Protecting the Royal Bengal Tiger in Bhutan

In Bhutan, Vanishing Treasures is working to enhance the understanding of climate change impacts on the Royal Bengal tiger and its habitats, and to address knowledge gaps. This new knowledge will be integrated into the management of tiger habitats and to promote climate-smart conservation practices. Vanishing Treasures is also supporting communities living in close proximity to tiger habitats by implementing ecosystem-based adaptation (EbA) on the ground to reduce impact and further pressure on tigers and their habitats.

Data Collection

In the Vanishing Treasures programme areas we use a combination of field surveys, GPS collaring of animals and remote camera trap monitoring to study the current distribution and population of tigers and their prey species as well as habitat productivity and human land use patterns. We also assess the vulnerability of communities to climate change and the level of human-wildlife conflicts.

Tempa Tshering, director of the Bhutan Tiger Centre is installing a camera trap. © Bhutan Tiger Centre
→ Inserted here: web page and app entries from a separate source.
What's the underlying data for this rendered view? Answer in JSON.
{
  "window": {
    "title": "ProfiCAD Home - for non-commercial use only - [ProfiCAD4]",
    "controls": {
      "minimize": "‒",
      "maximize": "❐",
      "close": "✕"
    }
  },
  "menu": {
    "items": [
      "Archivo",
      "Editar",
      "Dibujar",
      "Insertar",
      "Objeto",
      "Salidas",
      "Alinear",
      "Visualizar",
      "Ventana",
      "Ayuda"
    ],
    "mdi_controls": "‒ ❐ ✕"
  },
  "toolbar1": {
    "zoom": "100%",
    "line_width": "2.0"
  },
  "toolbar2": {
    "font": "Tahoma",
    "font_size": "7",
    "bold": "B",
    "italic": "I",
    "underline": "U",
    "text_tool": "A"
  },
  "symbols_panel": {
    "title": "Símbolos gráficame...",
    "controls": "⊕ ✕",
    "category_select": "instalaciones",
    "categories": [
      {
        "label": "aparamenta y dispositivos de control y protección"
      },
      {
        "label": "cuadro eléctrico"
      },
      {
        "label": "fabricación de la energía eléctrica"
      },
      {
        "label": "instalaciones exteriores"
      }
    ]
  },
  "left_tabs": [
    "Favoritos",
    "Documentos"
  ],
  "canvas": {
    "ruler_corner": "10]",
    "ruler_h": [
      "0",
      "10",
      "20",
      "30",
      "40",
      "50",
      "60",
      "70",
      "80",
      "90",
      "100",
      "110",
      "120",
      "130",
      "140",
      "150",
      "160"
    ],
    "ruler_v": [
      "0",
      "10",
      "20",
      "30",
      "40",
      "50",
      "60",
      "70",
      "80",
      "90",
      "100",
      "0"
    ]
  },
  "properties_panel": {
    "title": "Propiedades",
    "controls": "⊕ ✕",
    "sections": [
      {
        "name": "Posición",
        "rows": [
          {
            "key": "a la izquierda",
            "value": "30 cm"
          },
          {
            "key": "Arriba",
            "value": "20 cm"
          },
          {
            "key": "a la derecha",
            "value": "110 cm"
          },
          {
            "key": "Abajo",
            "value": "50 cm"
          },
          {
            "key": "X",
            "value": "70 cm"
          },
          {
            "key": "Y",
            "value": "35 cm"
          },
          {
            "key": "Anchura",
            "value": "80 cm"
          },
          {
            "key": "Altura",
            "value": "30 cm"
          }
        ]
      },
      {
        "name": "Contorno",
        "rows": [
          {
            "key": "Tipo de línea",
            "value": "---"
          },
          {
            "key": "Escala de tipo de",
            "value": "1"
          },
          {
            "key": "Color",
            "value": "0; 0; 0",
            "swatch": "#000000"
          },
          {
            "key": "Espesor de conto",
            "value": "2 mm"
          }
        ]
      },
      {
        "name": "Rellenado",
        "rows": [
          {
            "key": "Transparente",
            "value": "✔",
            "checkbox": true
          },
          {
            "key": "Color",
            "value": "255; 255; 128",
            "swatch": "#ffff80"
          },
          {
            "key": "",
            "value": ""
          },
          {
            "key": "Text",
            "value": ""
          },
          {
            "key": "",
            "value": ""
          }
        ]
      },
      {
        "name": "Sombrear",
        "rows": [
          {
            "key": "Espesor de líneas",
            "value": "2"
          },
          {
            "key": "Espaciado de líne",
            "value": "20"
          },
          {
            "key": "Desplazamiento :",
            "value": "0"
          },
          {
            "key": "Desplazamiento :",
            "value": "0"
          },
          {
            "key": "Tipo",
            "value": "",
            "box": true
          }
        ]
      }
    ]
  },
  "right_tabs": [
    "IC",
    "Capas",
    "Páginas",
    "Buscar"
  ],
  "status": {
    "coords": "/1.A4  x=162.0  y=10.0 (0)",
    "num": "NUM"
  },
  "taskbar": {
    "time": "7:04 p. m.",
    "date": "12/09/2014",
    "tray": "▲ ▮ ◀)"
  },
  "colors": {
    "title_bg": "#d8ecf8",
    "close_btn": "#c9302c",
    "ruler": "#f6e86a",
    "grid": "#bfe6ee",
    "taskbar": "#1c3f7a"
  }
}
A Royal Bengal tiger caught on camera in Bhutan. © Bhutan Tiger Centre


We combine the collected information with climate models to identify potential vulnerabilities under future climate scenarios as well as climate-driven shifts in habitat quality and productivity.

Policy Integration

We use the knowledge acquired through the programme to equip government officials and local partners with tools and methods to integrate climate-smart wildlife conservation into landscape planning and management.

National consultation meeting in Thimphu, Bhutan.


Implementation of Pilot Solutions

Finally, we are working together with local communities, wildlife conservancies and protected area authorities to implement ecosystem-based solutions such as water provision and improve the ecological connectivity in the two designated Vanishing Treasures programme areas.

Further activities may include:

  • restoring tiger habitats (mainly grasslands and pastures),
  • installing small-scale bio-gas digesters to reduce forest destruction,
  • providing low-voltage electric fencing for mitigating human tiger conflicts,
  • developing Eco-tourism products.

The programme will also contribute to the creation of a training and education hub at the Bhutan Tiger Centre to raise awareness for the threats to the tigers‘ existence and the need to protect them.

Socio-economic survey with local communities assessing the impacts of climate change on biodiversity, the tiger and increased human-tiger-conflict, as perceived by the local communities. © Bhutan Tiger Centrе



To find out more about our implementing partners on the ground: